<<<<
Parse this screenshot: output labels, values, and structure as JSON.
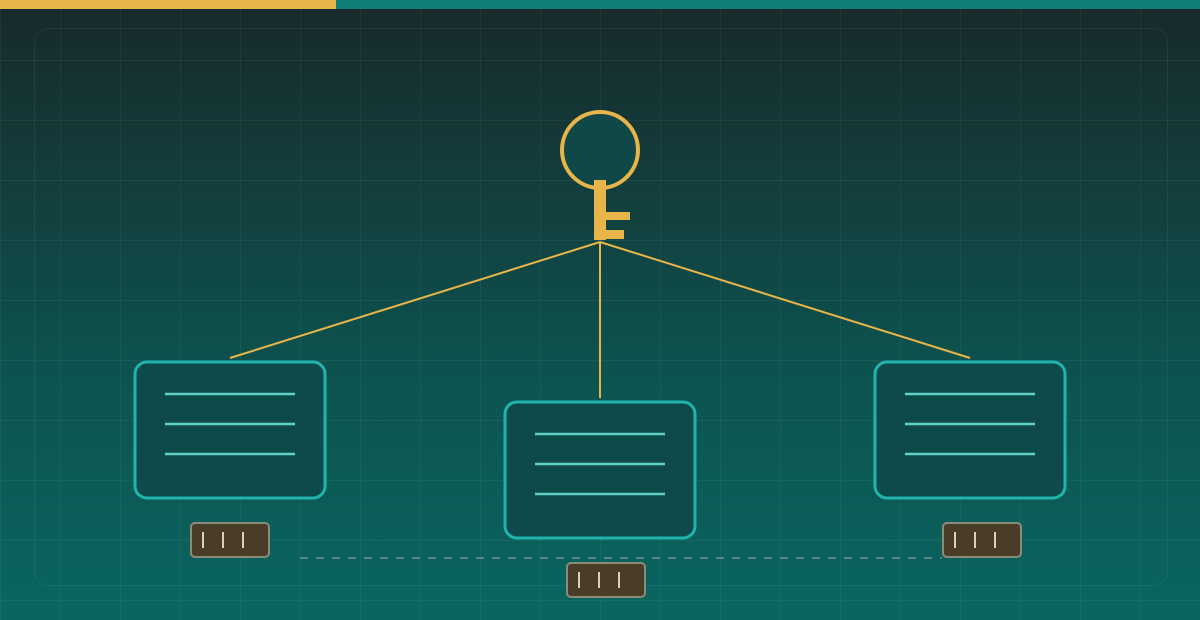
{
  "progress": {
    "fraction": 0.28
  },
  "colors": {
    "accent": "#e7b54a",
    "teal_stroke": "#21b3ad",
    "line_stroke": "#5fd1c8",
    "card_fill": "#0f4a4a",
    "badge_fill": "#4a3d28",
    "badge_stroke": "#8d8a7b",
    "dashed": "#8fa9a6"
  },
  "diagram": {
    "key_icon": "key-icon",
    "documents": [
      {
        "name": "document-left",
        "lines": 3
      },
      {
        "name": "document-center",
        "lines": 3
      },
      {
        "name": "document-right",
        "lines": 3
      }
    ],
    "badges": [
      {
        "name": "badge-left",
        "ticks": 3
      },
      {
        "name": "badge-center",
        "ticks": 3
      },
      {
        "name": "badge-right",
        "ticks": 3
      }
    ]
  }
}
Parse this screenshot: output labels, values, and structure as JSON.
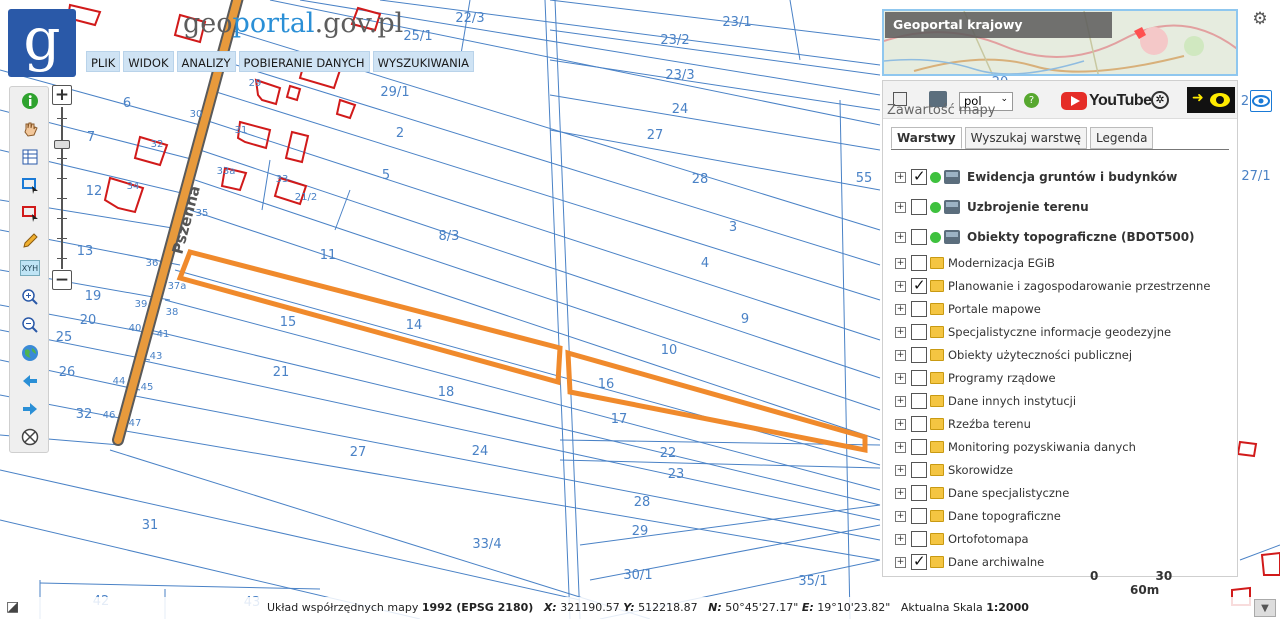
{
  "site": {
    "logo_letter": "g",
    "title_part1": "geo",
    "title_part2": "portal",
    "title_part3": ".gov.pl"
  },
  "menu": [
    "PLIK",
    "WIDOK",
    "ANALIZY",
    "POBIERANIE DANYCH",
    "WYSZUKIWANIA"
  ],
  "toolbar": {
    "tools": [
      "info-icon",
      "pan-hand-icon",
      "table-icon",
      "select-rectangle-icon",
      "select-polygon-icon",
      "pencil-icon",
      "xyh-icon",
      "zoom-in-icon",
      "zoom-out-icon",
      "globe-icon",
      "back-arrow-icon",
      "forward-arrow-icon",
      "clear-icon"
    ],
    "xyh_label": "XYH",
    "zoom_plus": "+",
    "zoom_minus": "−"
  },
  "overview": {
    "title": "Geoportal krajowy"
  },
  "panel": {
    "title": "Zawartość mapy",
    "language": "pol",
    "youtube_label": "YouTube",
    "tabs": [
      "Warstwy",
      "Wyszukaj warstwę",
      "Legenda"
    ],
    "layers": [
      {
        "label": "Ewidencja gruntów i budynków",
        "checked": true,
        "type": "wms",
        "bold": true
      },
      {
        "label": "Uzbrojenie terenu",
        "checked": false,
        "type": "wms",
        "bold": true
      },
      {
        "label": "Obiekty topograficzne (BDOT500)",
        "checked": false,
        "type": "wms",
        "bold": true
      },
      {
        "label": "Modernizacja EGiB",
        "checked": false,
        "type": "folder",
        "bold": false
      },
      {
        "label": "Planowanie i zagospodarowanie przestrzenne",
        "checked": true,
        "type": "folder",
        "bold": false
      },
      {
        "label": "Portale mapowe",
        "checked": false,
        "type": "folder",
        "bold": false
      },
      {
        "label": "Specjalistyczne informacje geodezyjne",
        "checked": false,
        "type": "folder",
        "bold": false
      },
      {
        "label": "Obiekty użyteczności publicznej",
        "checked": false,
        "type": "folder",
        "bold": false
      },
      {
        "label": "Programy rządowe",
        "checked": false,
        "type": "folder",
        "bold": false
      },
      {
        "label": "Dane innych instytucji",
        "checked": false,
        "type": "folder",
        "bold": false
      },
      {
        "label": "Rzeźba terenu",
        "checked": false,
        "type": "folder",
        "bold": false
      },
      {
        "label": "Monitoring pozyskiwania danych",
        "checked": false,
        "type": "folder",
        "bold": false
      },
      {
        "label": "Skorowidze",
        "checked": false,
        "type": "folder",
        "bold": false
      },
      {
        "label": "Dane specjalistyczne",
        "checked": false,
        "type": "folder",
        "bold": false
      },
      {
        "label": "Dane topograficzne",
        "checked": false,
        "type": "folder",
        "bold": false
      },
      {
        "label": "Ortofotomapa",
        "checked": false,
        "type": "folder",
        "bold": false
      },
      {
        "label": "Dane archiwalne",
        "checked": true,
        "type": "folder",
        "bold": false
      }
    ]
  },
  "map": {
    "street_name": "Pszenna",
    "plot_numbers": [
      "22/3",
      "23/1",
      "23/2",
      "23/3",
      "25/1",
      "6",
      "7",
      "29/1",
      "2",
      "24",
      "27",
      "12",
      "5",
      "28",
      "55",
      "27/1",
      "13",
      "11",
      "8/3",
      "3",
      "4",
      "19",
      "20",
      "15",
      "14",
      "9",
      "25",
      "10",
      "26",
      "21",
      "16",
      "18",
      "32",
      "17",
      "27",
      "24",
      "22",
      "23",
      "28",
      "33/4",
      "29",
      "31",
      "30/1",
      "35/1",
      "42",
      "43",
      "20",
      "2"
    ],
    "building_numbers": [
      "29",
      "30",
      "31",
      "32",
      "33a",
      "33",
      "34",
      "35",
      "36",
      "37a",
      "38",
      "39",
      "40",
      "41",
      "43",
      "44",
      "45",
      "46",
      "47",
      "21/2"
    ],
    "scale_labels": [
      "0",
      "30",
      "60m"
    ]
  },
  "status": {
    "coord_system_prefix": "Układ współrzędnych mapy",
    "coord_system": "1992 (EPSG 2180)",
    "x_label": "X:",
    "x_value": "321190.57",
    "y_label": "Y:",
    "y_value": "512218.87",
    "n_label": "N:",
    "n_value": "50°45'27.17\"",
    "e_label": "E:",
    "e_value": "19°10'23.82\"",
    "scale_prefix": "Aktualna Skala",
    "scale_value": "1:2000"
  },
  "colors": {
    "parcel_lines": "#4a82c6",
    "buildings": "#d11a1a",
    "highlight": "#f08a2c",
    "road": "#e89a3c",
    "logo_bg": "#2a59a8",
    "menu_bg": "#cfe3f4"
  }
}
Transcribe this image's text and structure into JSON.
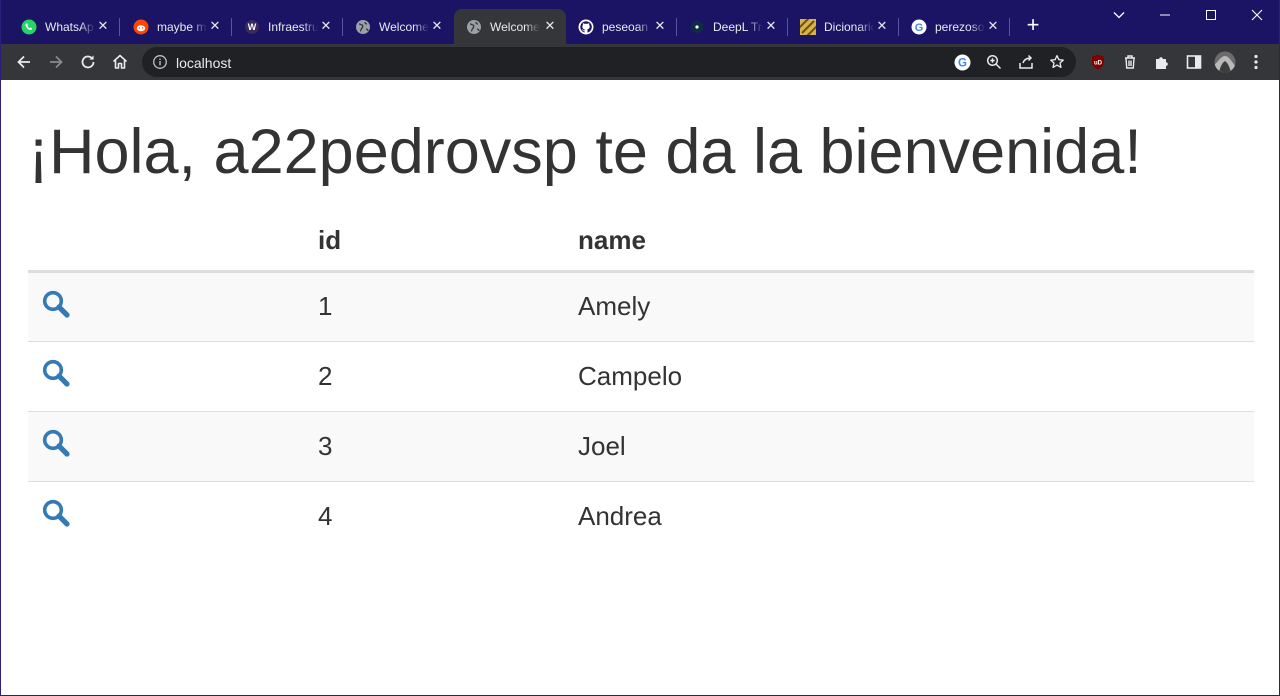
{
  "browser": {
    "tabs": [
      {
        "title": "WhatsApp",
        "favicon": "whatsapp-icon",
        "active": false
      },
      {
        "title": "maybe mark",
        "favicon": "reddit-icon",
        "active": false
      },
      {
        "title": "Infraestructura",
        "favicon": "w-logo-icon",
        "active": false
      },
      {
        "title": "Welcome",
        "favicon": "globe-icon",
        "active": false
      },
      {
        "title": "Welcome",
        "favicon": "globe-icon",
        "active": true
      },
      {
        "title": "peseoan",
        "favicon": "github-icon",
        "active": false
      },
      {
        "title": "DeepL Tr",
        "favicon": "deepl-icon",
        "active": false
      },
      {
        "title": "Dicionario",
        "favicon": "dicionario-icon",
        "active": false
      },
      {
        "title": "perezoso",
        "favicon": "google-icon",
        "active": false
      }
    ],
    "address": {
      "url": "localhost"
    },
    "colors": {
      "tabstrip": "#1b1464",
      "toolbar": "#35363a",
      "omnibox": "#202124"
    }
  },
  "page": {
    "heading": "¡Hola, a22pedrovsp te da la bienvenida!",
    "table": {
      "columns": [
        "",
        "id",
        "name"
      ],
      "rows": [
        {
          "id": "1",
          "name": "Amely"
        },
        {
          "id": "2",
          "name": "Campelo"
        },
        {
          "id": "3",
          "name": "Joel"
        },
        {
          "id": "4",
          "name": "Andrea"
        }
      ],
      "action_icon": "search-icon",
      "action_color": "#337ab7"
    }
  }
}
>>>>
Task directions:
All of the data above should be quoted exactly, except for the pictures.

Output of the task:
Parse this screenshot: output labels, values, and structure as JSON.
{
  "progress": {
    "fraction": 0.28
  },
  "colors": {
    "accent": "#e7b54a",
    "teal_stroke": "#21b3ad",
    "line_stroke": "#5fd1c8",
    "card_fill": "#0f4a4a",
    "badge_fill": "#4a3d28",
    "badge_stroke": "#8d8a7b",
    "dashed": "#8fa9a6"
  },
  "diagram": {
    "key_icon": "key-icon",
    "documents": [
      {
        "name": "document-left",
        "lines": 3
      },
      {
        "name": "document-center",
        "lines": 3
      },
      {
        "name": "document-right",
        "lines": 3
      }
    ],
    "badges": [
      {
        "name": "badge-left",
        "ticks": 3
      },
      {
        "name": "badge-center",
        "ticks": 3
      },
      {
        "name": "badge-right",
        "ticks": 3
      }
    ]
  }
}
Parse this screenshot: output labels, values, and structure as JSON.
{
  "site": {
    "logo_letter": "g",
    "title_part1": "geo",
    "title_part2": "portal",
    "title_part3": ".gov.pl"
  },
  "menu": [
    "PLIK",
    "WIDOK",
    "ANALIZY",
    "POBIERANIE DANYCH",
    "WYSZUKIWANIA"
  ],
  "toolbar": {
    "tools": [
      "info-icon",
      "pan-hand-icon",
      "table-icon",
      "select-rectangle-icon",
      "select-polygon-icon",
      "pencil-icon",
      "xyh-icon",
      "zoom-in-icon",
      "zoom-out-icon",
      "globe-icon",
      "back-arrow-icon",
      "forward-arrow-icon",
      "clear-icon"
    ],
    "xyh_label": "XYH",
    "zoom_plus": "+",
    "zoom_minus": "−"
  },
  "overview": {
    "title": "Geoportal krajowy"
  },
  "panel": {
    "title": "Zawartość mapy",
    "language": "pol",
    "youtube_label": "YouTube",
    "tabs": [
      "Warstwy",
      "Wyszukaj warstwę",
      "Legenda"
    ],
    "layers": [
      {
        "label": "Ewidencja gruntów i budynków",
        "checked": true,
        "type": "wms",
        "bold": true
      },
      {
        "label": "Uzbrojenie terenu",
        "checked": false,
        "type": "wms",
        "bold": true
      },
      {
        "label": "Obiekty topograficzne (BDOT500)",
        "checked": false,
        "type": "wms",
        "bold": true
      },
      {
        "label": "Modernizacja EGiB",
        "checked": false,
        "type": "folder",
        "bold": false
      },
      {
        "label": "Planowanie i zagospodarowanie przestrzenne",
        "checked": true,
        "type": "folder",
        "bold": false
      },
      {
        "label": "Portale mapowe",
        "checked": false,
        "type": "folder",
        "bold": false
      },
      {
        "label": "Specjalistyczne informacje geodezyjne",
        "checked": false,
        "type": "folder",
        "bold": false
      },
      {
        "label": "Obiekty użyteczności publicznej",
        "checked": false,
        "type": "folder",
        "bold": false
      },
      {
        "label": "Programy rządowe",
        "checked": false,
        "type": "folder",
        "bold": false
      },
      {
        "label": "Dane innych instytucji",
        "checked": false,
        "type": "folder",
        "bold": false
      },
      {
        "label": "Rzeźba terenu",
        "checked": false,
        "type": "folder",
        "bold": false
      },
      {
        "label": "Monitoring pozyskiwania danych",
        "checked": false,
        "type": "folder",
        "bold": false
      },
      {
        "label": "Skorowidze",
        "checked": false,
        "type": "folder",
        "bold": false
      },
      {
        "label": "Dane specjalistyczne",
        "checked": false,
        "type": "folder",
        "bold": false
      },
      {
        "label": "Dane topograficzne",
        "checked": false,
        "type": "folder",
        "bold": false
      },
      {
        "label": "Ortofotomapa",
        "checked": false,
        "type": "folder",
        "bold": false
      },
      {
        "label": "Dane archiwalne",
        "checked": true,
        "type": "folder",
        "bold": false
      }
    ]
  },
  "map": {
    "street_name": "Pszenna",
    "plot_numbers": [
      "22/3",
      "23/1",
      "23/2",
      "23/3",
      "25/1",
      "6",
      "7",
      "29/1",
      "2",
      "24",
      "27",
      "12",
      "5",
      "28",
      "55",
      "27/1",
      "13",
      "11",
      "8/3",
      "3",
      "4",
      "19",
      "20",
      "15",
      "14",
      "9",
      "25",
      "10",
      "26",
      "21",
      "16",
      "18",
      "32",
      "17",
      "27",
      "24",
      "22",
      "23",
      "28",
      "33/4",
      "29",
      "31",
      "30/1",
      "35/1",
      "42",
      "43",
      "20",
      "2"
    ],
    "building_numbers": [
      "29",
      "30",
      "31",
      "32",
      "33a",
      "33",
      "34",
      "35",
      "36",
      "37a",
      "38",
      "39",
      "40",
      "41",
      "43",
      "44",
      "45",
      "46",
      "47",
      "21/2"
    ],
    "scale_labels": [
      "0",
      "30",
      "60m"
    ]
  },
  "status": {
    "coord_system_prefix": "Układ współrzędnych mapy",
    "coord_system": "1992 (EPSG 2180)",
    "x_label": "X:",
    "x_value": "321190.57",
    "y_label": "Y:",
    "y_value": "512218.87",
    "n_label": "N:",
    "n_value": "50°45'27.17\"",
    "e_label": "E:",
    "e_value": "19°10'23.82\"",
    "scale_prefix": "Aktualna Skala",
    "scale_value": "1:2000"
  },
  "colors": {
    "parcel_lines": "#4a82c6",
    "buildings": "#d11a1a",
    "highlight": "#f08a2c",
    "road": "#e89a3c",
    "logo_bg": "#2a59a8",
    "menu_bg": "#cfe3f4"
  }
}
Transcribe this image's text and structure into JSON.
{
  "browser": {
    "tabs": [
      {
        "title": "WhatsApp",
        "favicon": "whatsapp-icon",
        "active": false
      },
      {
        "title": "maybe mark",
        "favicon": "reddit-icon",
        "active": false
      },
      {
        "title": "Infraestructura",
        "favicon": "w-logo-icon",
        "active": false
      },
      {
        "title": "Welcome",
        "favicon": "globe-icon",
        "active": false
      },
      {
        "title": "Welcome",
        "favicon": "globe-icon",
        "active": true
      },
      {
        "title": "peseoan",
        "favicon": "github-icon",
        "active": false
      },
      {
        "title": "DeepL Tr",
        "favicon": "deepl-icon",
        "active": false
      },
      {
        "title": "Dicionario",
        "favicon": "dicionario-icon",
        "active": false
      },
      {
        "title": "perezoso",
        "favicon": "google-icon",
        "active": false
      }
    ],
    "address": {
      "url": "localhost"
    },
    "colors": {
      "tabstrip": "#1b1464",
      "toolbar": "#35363a",
      "omnibox": "#202124"
    }
  },
  "page": {
    "heading": "¡Hola, a22pedrovsp te da la bienvenida!",
    "table": {
      "columns": [
        "",
        "id",
        "name"
      ],
      "rows": [
        {
          "id": "1",
          "name": "Amely"
        },
        {
          "id": "2",
          "name": "Campelo"
        },
        {
          "id": "3",
          "name": "Joel"
        },
        {
          "id": "4",
          "name": "Andrea"
        }
      ],
      "action_icon": "search-icon",
      "action_color": "#337ab7"
    }
  }
}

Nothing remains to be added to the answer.